The notion that millions of enthusiastic voters will return the ANC to power for a sixth consecutive term has become more snigger-worthy.
South Africa goes to the polls in 2024.
That is the core explanation for the evaporation of some party loyalists’ faith in President Cyril Ramaphosa and the strengthening of former president Jacob Zuma’s authority over some of the ANC splinter groups determined to challenge the current leadership in the polls.
Achieving party unity was not universally regarded as a given when the Ramaphosa party presidency began.
Back in 2017, it was possible to find many ANC optimists able to muster a case that the party renewal crusade touted in the Nasrec conference would heal the divisions by keeping in its fold corrupt factional leaders instead of rescinding their party deployment to influential government positions.
Many party members hoped Zuma’s influence over the anti-Ramaphosa factions would shrivel. The idea that Ramaphosa might have it in him to pull off an against-expectations rebound, avoiding party break-ups similar to those that led to the formation of Cope and the EFF, was much discussed.
However, the ANC will have to play their hand carefully following the public humiliation of the governing party by Zuma when last Saturday he urged ANC members to vote for the newly formed uMkhonto weSizwe party in the 2024 national elections. He said his decision not to vote for the ANC was a move to try to rectify the party, which he claims has gone down a wayward path of ill-discipline.
This move appears to be Zuma’s latest provocation to the ANC to expel him from the party, as announcing that he will not vote for the ANC in 2024’s national election but remains a committed member of the governing party is a contradiction, a provocation, and an open transgression of party rules.
It’s a provocation that further breaks down a controversial relationship between Zuma and the party that has enjoyed ambivalence over the past five years. The message of Zuma’s poke-in-the-eye move has reinforced the launch of the uMkhonto weSizwe party.
There is overwhelming evidence that these latest attacks have pulverised the ANC, and it continues to lose political ground, with colossal anti-government swings. One recent victory, in the form of convincing party veteran Mavuso Msimang to withdraw his public resignation from the party, briefly rained on Ramaphosa’s parade of his efforts to keep the party together and brought a rare glimpse of sunshine to the ANC.
Following the launch of the party’s election manifesto review last September, I expressed my optimism that the ANC looked like a “dead cat bounce”, the phrase coined by Wall Street traders to describe a slight, temporary recovery in stock on a downward plunge.
However, I am again less optimistic about the future, given the fact that the silent killer disintegration in the ANC has corroded and appropriated so much of its legacy, including that of its glorious liberation army, uMkhonto weSizwe; the ANC now looks like an inhabitant of a convalescent home. The faction fights linked to the compilation of election candidate lists ahead of next year’s elections are another addition to a long list of issues threatening further morale-crushing events for the ANC.

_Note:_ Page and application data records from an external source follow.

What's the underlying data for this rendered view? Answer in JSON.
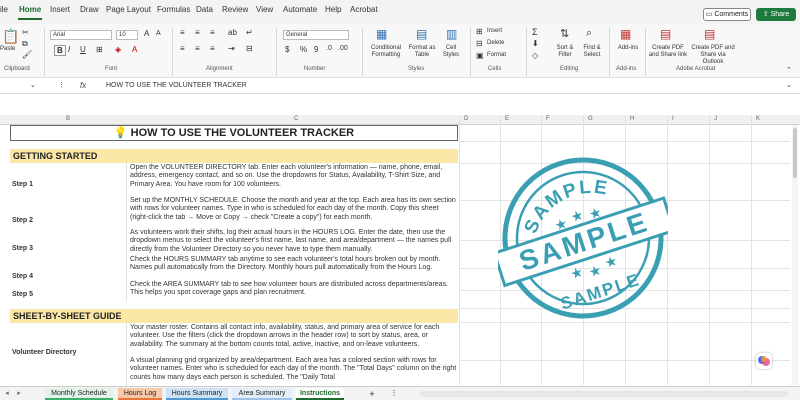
{
  "menu": {
    "items": [
      "ile",
      "Home",
      "Insert",
      "Draw",
      "Page Layout",
      "Formulas",
      "Data",
      "Review",
      "View",
      "Automate",
      "Help",
      "Acrobat"
    ],
    "comments_label": "Comments",
    "share_label": "Share"
  },
  "ribbon": {
    "font_name": "Arial",
    "font_size": "10",
    "number_format": "General",
    "paste_label": "Paste",
    "bold": "B",
    "italic": "I",
    "underline": "U",
    "cond_format": "Conditional Formatting",
    "format_table": "Format as Table",
    "cell_styles": "Cell Styles",
    "insert": "Insert",
    "delete": "Delete",
    "format": "Format",
    "sort_filter": "Sort & Filter",
    "find_select": "Find & Select",
    "addins": "Add-ins",
    "create_pdf": "Create PDF and Share link",
    "create_pdf2": "Create PDF and Share via Outlook",
    "groups": [
      "Clipboard",
      "Font",
      "Alignment",
      "Number",
      "Styles",
      "Cells",
      "Editing",
      "Add-ins",
      "Adobe Acrobat"
    ],
    "currency": "$",
    "percent": "%",
    "comma": "9"
  },
  "formula_bar": {
    "fx": "fx",
    "content": "HOW TO USE THE VOLUNTEER TRACKER"
  },
  "columns": [
    "B",
    "C",
    "D",
    "E",
    "F",
    "G",
    "H",
    "I",
    "J",
    "K"
  ],
  "sheet": {
    "title": "HOW TO USE THE VOLUNTEER TRACKER",
    "getting_started": "GETTING STARTED",
    "steps": [
      {
        "label": "Step 1",
        "text": "Open the VOLUNTEER DIRECTORY tab. Enter each volunteer's information — name, phone, email, address, emergency contact, and so on. Use the dropdowns for Status, Availability, T-Shirt Size, and Primary Area. You have room for 100 volunteers."
      },
      {
        "label": "Step 2",
        "text": "Set up the MONTHLY SCHEDULE. Choose the month and year at the top. Each area has its own section with rows for volunteer names. Type in who is scheduled for each day of the month. Copy this sheet (right-click the tab → Move or Copy → check \"Create a copy\") for each month."
      },
      {
        "label": "Step 3",
        "text": "As volunteers work their shifts, log their actual hours in the HOURS LOG. Enter the date, then use the dropdown menus to select the volunteer's first name, last name, and area/department — the names pull directly from the Volunteer Directory so you never have to type them manually."
      },
      {
        "label": "Step 4",
        "text": "Check the HOURS SUMMARY tab anytime to see each volunteer's total hours broken out by month. Names pull automatically from the Directory. Monthly hours pull automatically from the Hours Log."
      },
      {
        "label": "Step 5",
        "text": "Check the AREA SUMMARY tab to see how volunteer hours are distributed across departments/areas. This helps you spot coverage gaps and plan recruitment."
      }
    ],
    "sheet_guide": "SHEET-BY-SHEET GUIDE",
    "guide": [
      {
        "label": "Volunteer Directory",
        "text": "Your master roster. Contains all contact info, availability, status, and primary area of service for each volunteer. Use the filters (click the dropdown arrows in the header row) to sort by status, area, or availability. The summary at the bottom counts total, active, inactive, and on-leave volunteers."
      },
      {
        "label": "",
        "text": "A visual planning grid organized by area/department. Each area has a colored section with rows for volunteer names. Enter who is scheduled for each day of the month. The \"Total Days\" column on the right counts how many days each person is scheduled. The \"Daily Total"
      }
    ]
  },
  "stamp": {
    "top_text": "SAMPLE",
    "center_text": "SAMPLE",
    "bottom_text": "SAMPLE",
    "color": "#3b9fb3"
  },
  "tabs": [
    {
      "label": "Monthly Schedule",
      "color": "#3fae6a"
    },
    {
      "label": "Hours Log",
      "color": "#e8763a"
    },
    {
      "label": "Hours Summary",
      "color": "#4f9ad6"
    },
    {
      "label": "Area Summary",
      "color": "#9cc3e6"
    },
    {
      "label": "Instructions",
      "color": "#ffffff"
    }
  ],
  "tab_add": "+",
  "tab_more": "⋮"
}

It is no secret that some of the leading ANC members pressing for implementing anti-corruption measures in the Zondo Commission report on state capture are now the most unpopular members of the Cabinet and legislatures among the most influential party members. That is quite a feat when you look at some of the competition. It is a pity Ramaphosa will not release details of the executive performance agreements or this year’s Cabinet scorecards to the public for them to assess.
No wonder those who have been around long enough, like Msimang, are frustrated that nothing is working in the ANC and the government.
The sense that nothing works as it should do in what former DA leader Mmusi Maimane once called a “broken country” has deepened over the past 12 months, not least because of the revelation that many of the country’s political parties are crumbling and failing to lead coalition local governments because they are built out of popcorn.
For many years, until forced by civil society and courts, some of these parties have meddled with introducing inclusive electoral legislation to facilitate independent candidates to contest elections alongside political parties.
Yet, independent MPs are our hope to break the suffocating dominance of political parties in our politics, which has turned them into a liability to our democracy.
Given the toxic legacy inherited by Ramaphosa when he assumed the party presidency, you can make a case that even a political genius would be hard-pushed to turn things around for the ANC. Yet there are important respects in which he has not helped himself. At the beginning of his ANC presidency, he staked his reputation as a competent problem-solver on delivering hand-picked “priorities”.
He asked the country to judge his leadership of the party and in government on the results.
Unity being one of his emphases, the ANC leader will grasp that the unfolding events of disunity in the party and the country are not a scorecard he can brag about. Even the one ambition that he has met – securing a second term as ANC president – owes more to the concerns over the threat of a further reversal of the national developmental gains achieved over the past 29 years of democracy than it does to anything done by the ANC under his watch.
When asked for his thoughts on the possibility of Zuma joining a new political formation, Ramaphosa had this to say, “we note that, but what else can I do?”.
Politics is often a confidence game.
Success breeds success, and failure foments failure. The ANC leader, a man whose previous life had told him he was a winner, has struggled to put a brave face on experiencing being a loser. There does not have to be an early election before May. So Ramaphosa and the ANC still have time to improve the record.
* Nyembezi is a policy analyst, researcher and human rights activist